Tag Archives: peter wilmshurst

Comedy stars stage benefit gig for libel reform

Comedians, scientists and politicians will joins forces to stage a West End show aimed at speaking out against UK libel laws.

The Big Libel Gig will take place at London’s Palace Theatre on Sunday, 14 March 2010.

Hosting the gig will be comedian Robin Ince, co-creator of the event alongside science writer Simon Singh. As previously reported on Journalism.co.uk, Singh is currently facing libel charges brought by the British Chiropractic Association.

Singh has been granted leave to appeal Mr Justice Eady’s intial ruling, and the appeal will take place on 22 February.

In a press release about the event, Singh says: “Peter Wilmshurst, Ben Goldacre and I will talk about being sued for libel. Peter is being sued for raising concerns about a heart device. He faces bankruptcy by coming up against our draconian libel laws. We are all put at risk if doctors and scientists are scared to speak out because of English libel laws.”

The gig will conclude Libel Reform Week, which according to its organisers the Coalition for Libel Reform aims to “urge political parties to commit to major reforms before the election”.

The coalition – which will receive all funds raised by the Big Libel Gig – was established by the charities Index on Censorship, English PEN and Sense About Science.

The confirmed line-up includes Dara Ó Briain, Tim Minchin, Marcus Brigstocke, Robin Ince, Ed Byrne, Shappi Khorsandi and Professor Brian Cox.

Tickets are now on sale on Seetickets.com.

Mark Lewis: Libel law’s ‘killing effect’

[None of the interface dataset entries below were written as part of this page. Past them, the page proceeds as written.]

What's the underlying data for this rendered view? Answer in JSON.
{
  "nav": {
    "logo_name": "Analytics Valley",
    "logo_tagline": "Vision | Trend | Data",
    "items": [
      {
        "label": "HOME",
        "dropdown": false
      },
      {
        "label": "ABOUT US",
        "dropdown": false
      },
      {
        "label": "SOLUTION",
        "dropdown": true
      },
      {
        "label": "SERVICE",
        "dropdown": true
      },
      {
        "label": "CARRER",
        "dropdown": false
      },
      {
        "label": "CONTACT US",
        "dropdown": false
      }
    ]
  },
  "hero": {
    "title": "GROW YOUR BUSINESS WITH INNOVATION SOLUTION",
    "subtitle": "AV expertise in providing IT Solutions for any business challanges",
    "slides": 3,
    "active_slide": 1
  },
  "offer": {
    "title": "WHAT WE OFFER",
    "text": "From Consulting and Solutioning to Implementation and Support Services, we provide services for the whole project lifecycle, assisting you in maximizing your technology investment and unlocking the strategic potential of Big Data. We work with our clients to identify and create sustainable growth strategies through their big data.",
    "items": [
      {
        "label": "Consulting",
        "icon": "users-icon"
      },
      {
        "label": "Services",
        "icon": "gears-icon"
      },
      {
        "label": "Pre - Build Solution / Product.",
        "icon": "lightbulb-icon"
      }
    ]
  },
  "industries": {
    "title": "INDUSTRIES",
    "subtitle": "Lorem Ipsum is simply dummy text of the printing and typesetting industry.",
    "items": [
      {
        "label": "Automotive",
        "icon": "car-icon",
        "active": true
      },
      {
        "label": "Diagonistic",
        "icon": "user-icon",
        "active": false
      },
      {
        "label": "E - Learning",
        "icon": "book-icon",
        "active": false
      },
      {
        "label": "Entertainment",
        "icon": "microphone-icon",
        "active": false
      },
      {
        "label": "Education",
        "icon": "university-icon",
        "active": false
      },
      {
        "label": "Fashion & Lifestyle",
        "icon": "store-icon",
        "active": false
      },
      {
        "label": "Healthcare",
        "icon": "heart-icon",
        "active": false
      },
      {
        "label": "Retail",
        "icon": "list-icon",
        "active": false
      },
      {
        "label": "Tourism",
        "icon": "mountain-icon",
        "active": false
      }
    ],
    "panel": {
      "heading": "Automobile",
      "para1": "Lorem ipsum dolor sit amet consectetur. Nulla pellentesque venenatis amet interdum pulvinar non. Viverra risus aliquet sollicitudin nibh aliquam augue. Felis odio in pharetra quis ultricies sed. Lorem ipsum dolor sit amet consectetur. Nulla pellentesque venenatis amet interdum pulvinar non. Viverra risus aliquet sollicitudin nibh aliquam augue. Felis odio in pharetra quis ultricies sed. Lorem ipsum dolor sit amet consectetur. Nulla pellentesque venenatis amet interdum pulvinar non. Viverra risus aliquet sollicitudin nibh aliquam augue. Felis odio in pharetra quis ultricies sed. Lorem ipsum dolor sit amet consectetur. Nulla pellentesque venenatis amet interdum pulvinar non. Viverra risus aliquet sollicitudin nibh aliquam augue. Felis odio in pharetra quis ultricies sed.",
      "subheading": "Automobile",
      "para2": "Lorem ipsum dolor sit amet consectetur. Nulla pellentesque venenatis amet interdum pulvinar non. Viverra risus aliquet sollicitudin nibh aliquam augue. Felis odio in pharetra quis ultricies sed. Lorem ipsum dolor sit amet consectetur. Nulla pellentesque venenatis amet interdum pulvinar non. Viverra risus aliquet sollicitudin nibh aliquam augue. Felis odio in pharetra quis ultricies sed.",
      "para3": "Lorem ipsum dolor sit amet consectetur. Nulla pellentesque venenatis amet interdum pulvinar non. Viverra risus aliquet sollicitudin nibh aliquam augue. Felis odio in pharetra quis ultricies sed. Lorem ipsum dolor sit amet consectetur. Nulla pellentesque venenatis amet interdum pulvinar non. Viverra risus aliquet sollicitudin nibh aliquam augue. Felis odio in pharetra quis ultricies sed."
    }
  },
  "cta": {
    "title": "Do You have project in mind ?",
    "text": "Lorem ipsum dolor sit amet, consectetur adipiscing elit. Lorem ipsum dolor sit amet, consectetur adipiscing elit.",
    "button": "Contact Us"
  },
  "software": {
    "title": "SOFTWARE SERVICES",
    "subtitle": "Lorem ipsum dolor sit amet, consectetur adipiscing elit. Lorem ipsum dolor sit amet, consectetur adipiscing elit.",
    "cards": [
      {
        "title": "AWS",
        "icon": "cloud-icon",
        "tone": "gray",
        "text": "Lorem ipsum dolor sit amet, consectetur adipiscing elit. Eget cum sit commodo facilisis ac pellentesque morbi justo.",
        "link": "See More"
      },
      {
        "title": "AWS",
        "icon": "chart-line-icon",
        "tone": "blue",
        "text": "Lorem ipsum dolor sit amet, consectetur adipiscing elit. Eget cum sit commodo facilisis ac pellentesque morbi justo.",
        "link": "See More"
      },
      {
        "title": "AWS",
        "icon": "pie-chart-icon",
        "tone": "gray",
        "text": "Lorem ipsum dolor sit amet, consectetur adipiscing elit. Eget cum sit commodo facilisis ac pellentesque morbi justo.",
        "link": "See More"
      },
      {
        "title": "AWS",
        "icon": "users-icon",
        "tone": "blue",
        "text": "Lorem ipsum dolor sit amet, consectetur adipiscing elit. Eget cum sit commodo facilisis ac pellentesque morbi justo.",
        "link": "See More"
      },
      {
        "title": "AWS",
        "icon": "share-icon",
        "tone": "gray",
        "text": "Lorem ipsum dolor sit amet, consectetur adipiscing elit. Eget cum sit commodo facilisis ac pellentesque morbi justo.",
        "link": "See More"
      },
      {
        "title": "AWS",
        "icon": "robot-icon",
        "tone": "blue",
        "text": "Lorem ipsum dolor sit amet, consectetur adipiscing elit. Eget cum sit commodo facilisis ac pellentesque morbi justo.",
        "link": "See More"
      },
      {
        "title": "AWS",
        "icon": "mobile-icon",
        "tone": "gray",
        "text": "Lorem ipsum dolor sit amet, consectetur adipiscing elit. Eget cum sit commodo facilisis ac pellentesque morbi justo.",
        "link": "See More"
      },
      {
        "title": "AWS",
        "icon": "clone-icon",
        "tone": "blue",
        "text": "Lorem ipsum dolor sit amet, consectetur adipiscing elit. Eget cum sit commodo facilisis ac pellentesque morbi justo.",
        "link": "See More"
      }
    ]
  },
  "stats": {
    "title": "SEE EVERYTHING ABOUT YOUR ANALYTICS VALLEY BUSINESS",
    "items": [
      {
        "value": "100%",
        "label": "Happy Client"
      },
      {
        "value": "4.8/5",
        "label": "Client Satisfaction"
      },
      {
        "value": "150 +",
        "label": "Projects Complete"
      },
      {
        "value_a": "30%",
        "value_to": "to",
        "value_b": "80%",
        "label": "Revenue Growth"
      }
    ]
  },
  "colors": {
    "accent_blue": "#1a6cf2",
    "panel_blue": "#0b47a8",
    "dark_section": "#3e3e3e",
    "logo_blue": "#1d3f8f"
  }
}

Mark Lewis, the solicitor-advocate in Manchester who currently represents Dr Peter Wilmshurst (see background here),  has written an excellent piece on the need for libel reform, in the Solicitors’ Journal. “When the law is so bad that it leaves you speechless it needs changing,” he writes.

The law of defamation is expensive to pursue and even dearer to defend. The stress, time and financial cost of a libel case stop people speaking out. Libel law is simple currently: a rich claimant trumps a poor defendant. Newspapers worry about the ‘chilling effect’ of libel – investigative journalism is hampered as a result of lawyers for the press advising their clients to err on the side of caution.

At least it’s not a matter of life or death. Well, it is now. The chilling effect turned into the ‘killing effect’ when claimants realised that a well-drafted claim form is likely to have the effect of silencing an individual who attacks medical products or procedures.

Full story at this link…